  10. 10.
    Mayyas A, Shen Q, Mayyas A, Abdelhamid M, Shan D, Qattawi A, Omar M (2011) Using quality function deployment and analytical hierarchy process for material selection of body-in-white. Mater Des 32:2771–2782CrossRefGoogle Scholar
  11. 11.
    Çalışkan H, Kurşuncu B, Kurbanoğlu C, Güven ŞY (2013) Material selection for the tool holder working under hard milling conditions using different multi criteria decision making methods. Mater Des 45:473–479CrossRefGoogle Scholar
  12. 12.
    Diakoulaki D, Mavrotas G, Papayannakis L (1995) Determining objective weights in multiple criteria problems: the CRITIC method. Comput Oper Res 22:763–770CrossRefzbMATHGoogle Scholar
  13. 13.
    Zheng GM, Zhao J, Gao ZJ, Cao QY (2006) Cutting performance and wear mechanisms of sialon-Si3N4 graded nano-composite ceramic cutting tools. Int J Adv Manuf Technol 58:19–28CrossRefGoogle Scholar
  14. 14.
    Ozel T, Hsu TK, Zeren E (2005) Effects of cutting edge geometry, workpiece hardness, feed rate and cutting speed on surface roughness and forces in finish turning of hardened AISI H13 steel. Int J Adv Manuf Technol 25:262–269CrossRefGoogle Scholar
  15. 15.
    Davim JP, Figueira L (2006) Machinability evaluation in hard turning of cold work tool steel (D2) with ceramic tools using statistical techniques. Mater Des 28:1186–1191CrossRefGoogle Scholar
  16. 16.
    Sahin Y, Motorcu AR (2008) Surface roughness model in machining hardened steel with cubic boron nitride cutting tools. Int J Refract Met Hard Mater 26:84–90CrossRefGoogle Scholar
  17. 17.
    Ozel T, Karpat Y (2005) Predictive modeling of surface roughness and tool wear in hard turning using regression and neural networks. Int J Mach Tools Manuf 45:467–479CrossRefGoogle Scholar
  18. 18.
    Li AH, Zhao J, Zhou YH, Chen XX, Wang D (2012) Experimental investigation on chip morphologies in high-speed dry milling of titanium alloy Ti-6Al-4V. Int J Adv Manuf Technol 62:933–942CrossRefGoogle Scholar
  19. 19.
    Poulacho G, Moisan A, Jawahir IS (2001) Tool-wear mechanisms in hard turning with polycrystalline cubic boron nitride tools. Wear 250:576–586CrossRefGoogle Scholar
  20. 20.
    Risbood KA, Dixit US, Sahasrabudhe AD (2003) Prediction of surface roughness and dimensional deviation by measuring cutting forces and vibrations in turning process. J Mater Process Technol 132:203–214CrossRefGoogle Scholar

Copyright information

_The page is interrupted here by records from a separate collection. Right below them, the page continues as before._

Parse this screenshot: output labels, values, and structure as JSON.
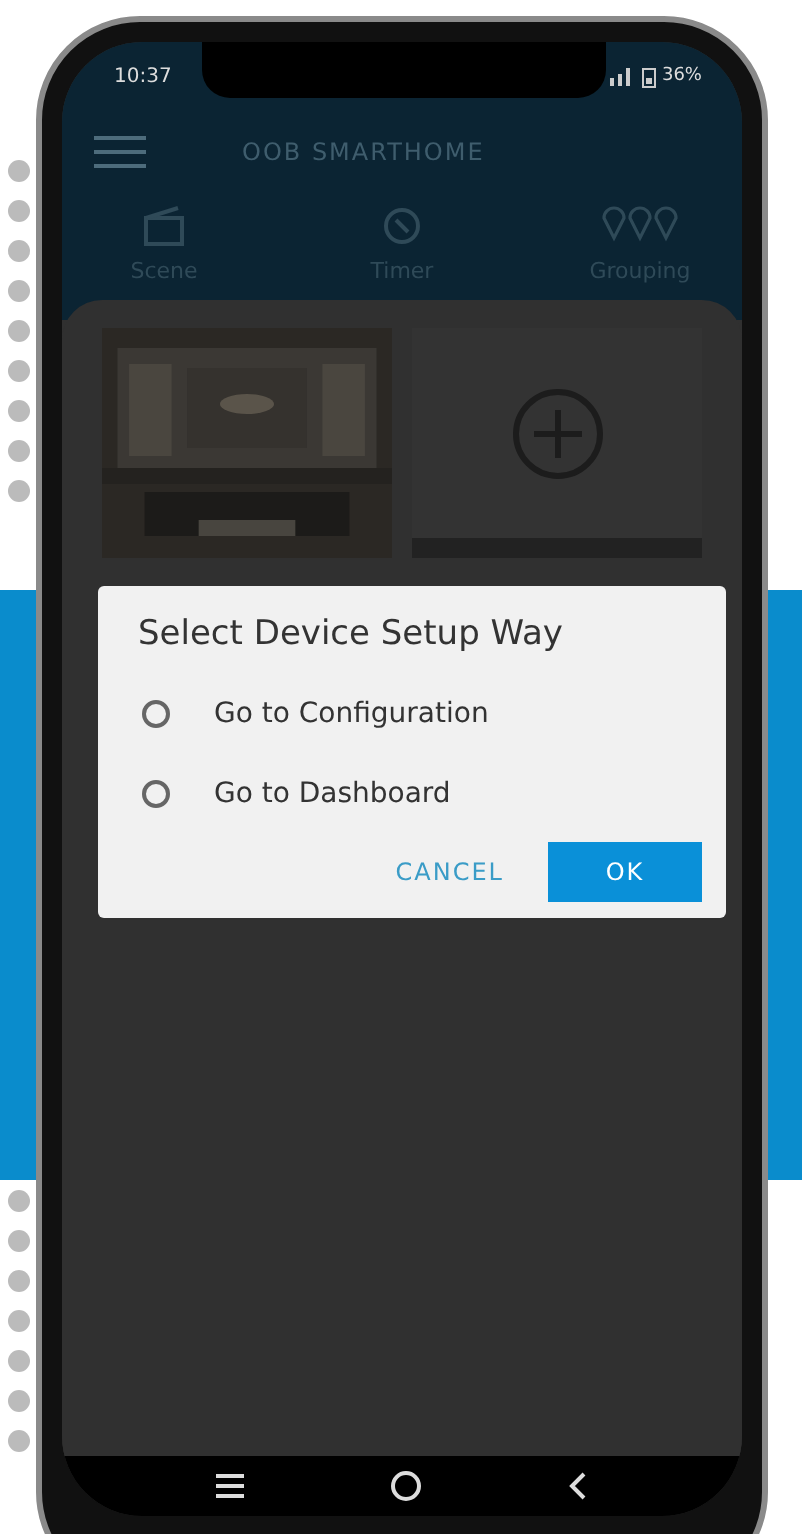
{
  "status_bar": {
    "time": "10:37",
    "battery": "36%"
  },
  "app_bar": {
    "brand": "OOB SMARTHOME"
  },
  "tabs": [
    {
      "label": "Scene",
      "selected": false
    },
    {
      "label": "Timer",
      "selected": false
    },
    {
      "label": "Grouping",
      "selected": false
    }
  ],
  "cards": [
    {
      "kind": "picture"
    },
    {
      "kind": "add"
    }
  ],
  "dialog": {
    "title": "Select Device Setup Way",
    "options": [
      {
        "label": "Go to Configuration",
        "selected": false
      },
      {
        "label": "Go to Dashboard",
        "selected": false
      }
    ],
    "buttons": [
      {
        "label": "CANCEL",
        "kind": "text"
      },
      {
        "label": "OK",
        "kind": "primary"
      }
    ]
  }
}
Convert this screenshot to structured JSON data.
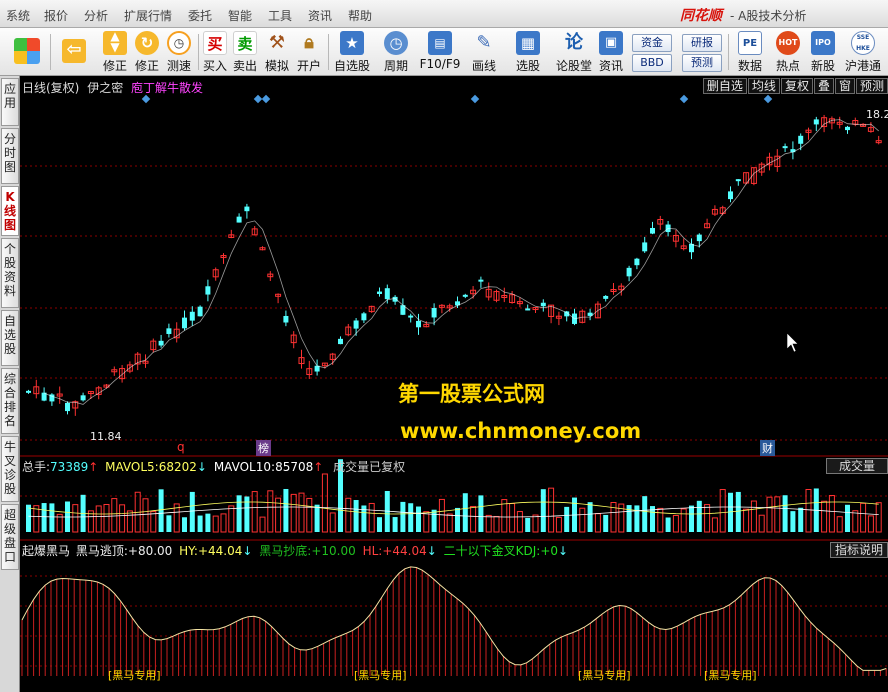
{
  "menubar": {
    "items": [
      "系统",
      "报价",
      "分析",
      "扩展行情",
      "委托",
      "智能",
      "工具",
      "资讯",
      "帮助"
    ],
    "brand": "同花顺",
    "app_title": "- A股技术分析"
  },
  "toolbar": {
    "buttons": [
      {
        "label": "",
        "icon": "back-arrow-icon"
      },
      {
        "label": "修正",
        "icon": "up-down-arrows-icon"
      },
      {
        "label": "修正",
        "icon": "refresh-circle-icon"
      },
      {
        "label": "测速",
        "icon": "clock-icon"
      },
      {
        "label": "买入",
        "icon": "buy-icon",
        "glyph": "买"
      },
      {
        "label": "卖出",
        "icon": "sell-icon",
        "glyph": "卖"
      },
      {
        "label": "模拟",
        "icon": "hammer-icon"
      },
      {
        "label": "开户",
        "icon": "lock-icon"
      },
      {
        "label": "自选股",
        "icon": "star-folder-icon"
      },
      {
        "label": "周期",
        "icon": "cycle-clock-icon"
      },
      {
        "label": "F10/F9",
        "icon": "f10-icon"
      },
      {
        "label": "画线",
        "icon": "pencil-icon"
      },
      {
        "label": "选股",
        "icon": "screen-icon"
      },
      {
        "label": "论股堂",
        "icon": "lun-icon",
        "glyph": "论"
      },
      {
        "label": "资讯",
        "icon": "info-icon"
      },
      {
        "label": "数据",
        "icon": "pe-icon",
        "glyph": "PE"
      },
      {
        "label": "热点",
        "icon": "hot-icon",
        "glyph": "HOT"
      },
      {
        "label": "新股",
        "icon": "ipo-icon",
        "glyph": "IPO"
      },
      {
        "label": "沪港通",
        "icon": "hk-connect-icon",
        "glyph": "SSE HKE"
      }
    ],
    "small_buttons": [
      "资金",
      "BBD",
      "研报",
      "预测"
    ]
  },
  "lefttabs": [
    "应用",
    "分时图",
    "K线图",
    "个股资料",
    "自选股",
    "综合排名",
    "牛叉诊股",
    "超级盘口"
  ],
  "chart": {
    "header_left": "日线(复权)",
    "stock_name": "伊之密",
    "concept": "庖丁解牛散发",
    "right_buttons": [
      "删自选",
      "均线",
      "复权",
      "叠",
      "窗",
      "预测"
    ],
    "price_high": "18.2",
    "price_low": "11.84",
    "markers": [
      "q",
      "榜",
      "财"
    ],
    "watermark_title": "第一股票公式网",
    "watermark_url": "www.chnmoney.com",
    "colors": {
      "up": "#ff3232",
      "down": "#54ffff",
      "ma": "#ffffff",
      "grid": "#8b0000"
    }
  },
  "volume": {
    "total_label": "总手:",
    "total_value": "73389",
    "mavol5_label": "MAVOL5:",
    "mavol5_value": "68202",
    "mavol10_label": "MAVOL10:",
    "mavol10_value": "85708",
    "adjusted_note": "成交量已复权",
    "panel_label": "成交量"
  },
  "indicator": {
    "name": "起爆黑马",
    "items": [
      {
        "label": "黑马逃顶:",
        "value": "+80.00"
      },
      {
        "label": "HY:",
        "value": "+44.04"
      },
      {
        "label": "黑马抄底:",
        "value": "+10.00"
      },
      {
        "label": "HL:",
        "value": "+44.04"
      },
      {
        "label": "二十以下金叉KDJ:",
        "value": "+0"
      }
    ],
    "panel_label": "指标说明",
    "tag": "[黑马专用]"
  }
}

© Springer-Verlag London 2015

Authors and Affiliations

  1. 1.School of Mechanical EngineeringXi’an Technological UniversityXi’anPeople’s Republic of China
  2. 2.Key Laboratory of High Efficiency and Clean Mechanical Manufacture of MOE, School of Mechanical EngineeringShandong UniversityJinanPeople’s Republic of China

Personalised recommendations